When the speech was published as a pamphlet, its editor suggested in the Preface that it should be introduced to families and schools and deserved to be circulated "among the lower classes of society by the clergy, and by all moral and pious persons'.
When the Bill was in its Committee stage, Erskine pointed out that during his 30 years of Parliamentary life he had never before proposed any alteration in the law. He still had no wish, he said, to link a statute with his name; he had a better motive. If the Bill were enacted, it would not only be an honour to the country but would mark an era in the history of the world.
The Lords found no difficulty in accepting the Bill but it received a different reception in the Commons, particularly with the speech of William Windham, a turncoat in politics and bitter opponent of any mitigation of the cruel penal code of the time. What a figure of fun they would all be, said Windham, with some logic, if they endorsed a string of commitments under the Cruelty to Animals Bill and then read of statesmen and princes attending a race in which only five out of 50 horses survived, and when the "rights" of foxes were violated with impunity. He then alleged that Erskine was thinking of himself and not the interests of the community at all. And he sneered, that for Erskine to be the first who stood up as the champion of the rights of brutes was, indeed, a marked distinction. In the event, the Commons proved not to be ready for animal rights and the Bill was defeated.
Refusing to be discouraged, Erskine re-introduced his Bill in the next session of the Lords with some amendments. Learning, however, that when it reached the Commons it was likely to be defeated again, he withdrew it after it had passed in Committee, Later, to his great satisfaction, it was introduced in the Commons itself where, with Windham no longer present, it was accepted and after passing through the Lords was enacted as statute 3 Geo.4. c.71. In the climate of the times, it signalled Erskine's courage and was a great achievement.

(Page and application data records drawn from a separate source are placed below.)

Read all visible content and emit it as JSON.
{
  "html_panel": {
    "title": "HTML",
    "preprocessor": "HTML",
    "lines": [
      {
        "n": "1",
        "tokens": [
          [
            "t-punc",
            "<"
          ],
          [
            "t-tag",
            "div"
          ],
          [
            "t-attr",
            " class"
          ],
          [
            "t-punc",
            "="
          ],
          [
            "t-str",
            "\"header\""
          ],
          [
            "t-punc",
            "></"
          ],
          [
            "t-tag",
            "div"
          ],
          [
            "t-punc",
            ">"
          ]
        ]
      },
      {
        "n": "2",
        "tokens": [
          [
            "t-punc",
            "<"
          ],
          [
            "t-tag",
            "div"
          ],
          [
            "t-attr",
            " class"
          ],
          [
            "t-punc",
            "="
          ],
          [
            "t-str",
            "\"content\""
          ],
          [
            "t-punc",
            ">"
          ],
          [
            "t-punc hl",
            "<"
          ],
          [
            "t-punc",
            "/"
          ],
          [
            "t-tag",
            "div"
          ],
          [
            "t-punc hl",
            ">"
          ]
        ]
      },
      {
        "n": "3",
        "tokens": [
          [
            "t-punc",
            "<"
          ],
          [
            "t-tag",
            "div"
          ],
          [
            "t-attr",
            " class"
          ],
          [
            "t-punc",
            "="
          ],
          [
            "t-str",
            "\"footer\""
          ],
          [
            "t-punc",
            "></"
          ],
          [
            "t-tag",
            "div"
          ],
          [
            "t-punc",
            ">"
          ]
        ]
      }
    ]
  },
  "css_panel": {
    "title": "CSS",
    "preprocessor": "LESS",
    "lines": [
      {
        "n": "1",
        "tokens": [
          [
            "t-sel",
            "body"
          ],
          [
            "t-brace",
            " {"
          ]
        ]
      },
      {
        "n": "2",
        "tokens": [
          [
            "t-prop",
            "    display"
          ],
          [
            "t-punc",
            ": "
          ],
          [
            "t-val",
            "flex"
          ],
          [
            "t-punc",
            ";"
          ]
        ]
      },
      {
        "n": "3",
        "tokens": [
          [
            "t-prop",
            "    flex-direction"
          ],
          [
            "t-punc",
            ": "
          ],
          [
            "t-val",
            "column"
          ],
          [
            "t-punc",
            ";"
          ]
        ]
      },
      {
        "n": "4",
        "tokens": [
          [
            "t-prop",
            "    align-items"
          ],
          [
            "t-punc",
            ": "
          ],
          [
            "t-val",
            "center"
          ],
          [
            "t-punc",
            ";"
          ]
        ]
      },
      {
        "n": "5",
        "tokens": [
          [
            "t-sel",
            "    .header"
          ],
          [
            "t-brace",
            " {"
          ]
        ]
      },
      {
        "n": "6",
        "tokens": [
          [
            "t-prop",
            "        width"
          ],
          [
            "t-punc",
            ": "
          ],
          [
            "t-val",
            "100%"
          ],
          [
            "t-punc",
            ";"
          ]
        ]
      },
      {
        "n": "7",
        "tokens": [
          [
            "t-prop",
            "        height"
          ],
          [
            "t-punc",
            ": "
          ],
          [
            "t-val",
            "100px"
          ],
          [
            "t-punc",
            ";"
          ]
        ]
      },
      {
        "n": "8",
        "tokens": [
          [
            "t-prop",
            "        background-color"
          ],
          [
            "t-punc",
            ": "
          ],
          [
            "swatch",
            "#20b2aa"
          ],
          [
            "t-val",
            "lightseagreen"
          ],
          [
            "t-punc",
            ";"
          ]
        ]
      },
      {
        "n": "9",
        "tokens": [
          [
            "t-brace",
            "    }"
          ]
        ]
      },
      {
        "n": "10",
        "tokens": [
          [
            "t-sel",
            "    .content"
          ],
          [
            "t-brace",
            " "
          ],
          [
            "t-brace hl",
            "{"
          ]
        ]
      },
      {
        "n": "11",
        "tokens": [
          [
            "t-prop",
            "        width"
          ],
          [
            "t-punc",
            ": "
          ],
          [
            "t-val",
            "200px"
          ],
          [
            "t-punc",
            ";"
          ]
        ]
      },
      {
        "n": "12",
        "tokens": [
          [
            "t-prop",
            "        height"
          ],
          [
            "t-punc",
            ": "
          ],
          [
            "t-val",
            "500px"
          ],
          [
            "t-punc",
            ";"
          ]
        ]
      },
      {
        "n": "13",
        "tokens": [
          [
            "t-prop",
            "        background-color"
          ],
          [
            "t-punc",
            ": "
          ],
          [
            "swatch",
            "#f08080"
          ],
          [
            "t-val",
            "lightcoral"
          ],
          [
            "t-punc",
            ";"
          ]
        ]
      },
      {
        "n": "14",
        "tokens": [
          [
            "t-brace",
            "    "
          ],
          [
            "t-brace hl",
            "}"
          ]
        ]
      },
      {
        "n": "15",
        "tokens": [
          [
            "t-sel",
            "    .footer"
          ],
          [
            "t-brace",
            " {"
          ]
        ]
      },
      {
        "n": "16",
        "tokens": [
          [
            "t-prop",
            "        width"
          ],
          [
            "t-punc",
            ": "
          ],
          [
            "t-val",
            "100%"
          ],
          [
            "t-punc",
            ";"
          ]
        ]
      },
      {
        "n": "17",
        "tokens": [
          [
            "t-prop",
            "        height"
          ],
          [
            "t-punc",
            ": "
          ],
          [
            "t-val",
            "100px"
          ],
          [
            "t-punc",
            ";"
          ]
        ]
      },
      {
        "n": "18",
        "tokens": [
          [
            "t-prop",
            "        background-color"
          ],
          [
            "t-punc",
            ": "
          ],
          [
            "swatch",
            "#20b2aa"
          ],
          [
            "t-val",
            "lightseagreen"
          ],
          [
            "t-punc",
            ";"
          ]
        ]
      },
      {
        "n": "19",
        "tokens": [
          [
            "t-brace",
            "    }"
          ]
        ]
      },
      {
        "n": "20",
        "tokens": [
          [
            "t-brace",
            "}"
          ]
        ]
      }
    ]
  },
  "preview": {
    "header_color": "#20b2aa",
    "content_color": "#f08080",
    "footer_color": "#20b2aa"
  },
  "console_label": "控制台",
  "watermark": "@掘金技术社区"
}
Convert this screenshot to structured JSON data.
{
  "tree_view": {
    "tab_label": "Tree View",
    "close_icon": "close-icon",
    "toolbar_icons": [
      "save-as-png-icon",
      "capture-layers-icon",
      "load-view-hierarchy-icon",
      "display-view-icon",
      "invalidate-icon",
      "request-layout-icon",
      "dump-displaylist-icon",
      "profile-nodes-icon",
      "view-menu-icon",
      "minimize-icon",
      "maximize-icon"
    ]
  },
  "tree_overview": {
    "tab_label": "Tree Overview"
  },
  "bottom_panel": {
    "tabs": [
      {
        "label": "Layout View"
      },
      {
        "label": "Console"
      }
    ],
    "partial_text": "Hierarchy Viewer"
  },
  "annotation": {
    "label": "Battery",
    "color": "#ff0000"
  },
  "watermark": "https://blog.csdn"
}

[This law, and others that followed, only protected domestic animals. A Bill to protect wild mammals from cruelty was introduced to the British Parliament in 1995 and has since become law.]
from Cruelty to Animals, the speech of Lord Erskine in the House of Peers on the second reading of the Bill for preventing malicious and wanton cruelty to animals, 1809:
Animals are considered as property only. To destroy or to abuse them, from malice to the proprietor, or with an intention injurious to his interest in them, is criminal. But the animals themselves are without protection. The law regards them not substantively. They have no RIGHTS!
... I am to ask your Lordships, in the name of that God who gave to Man his dominion over the lower world, to acknowledge and recognize that dominion to be A MORAL TRUST.
... For every animal which comes in contact with Man, and whose powers, and qualities, and instincts, are obviously constructed for his use, Nature has taken the same care to provide, and as carefully and bountifully as for man himself, organs and feelings for its own elijoyment and happiness. Almost every sense bestowed upon Man is equally bestowed upon them - seeing, hearing, feeling, thinking, the sense of pain and pleasure, and passions of love and anger, sensibility to kindness, and pangs from unkindness and neglect, are inseparable characteristics of their natures as much as of our own.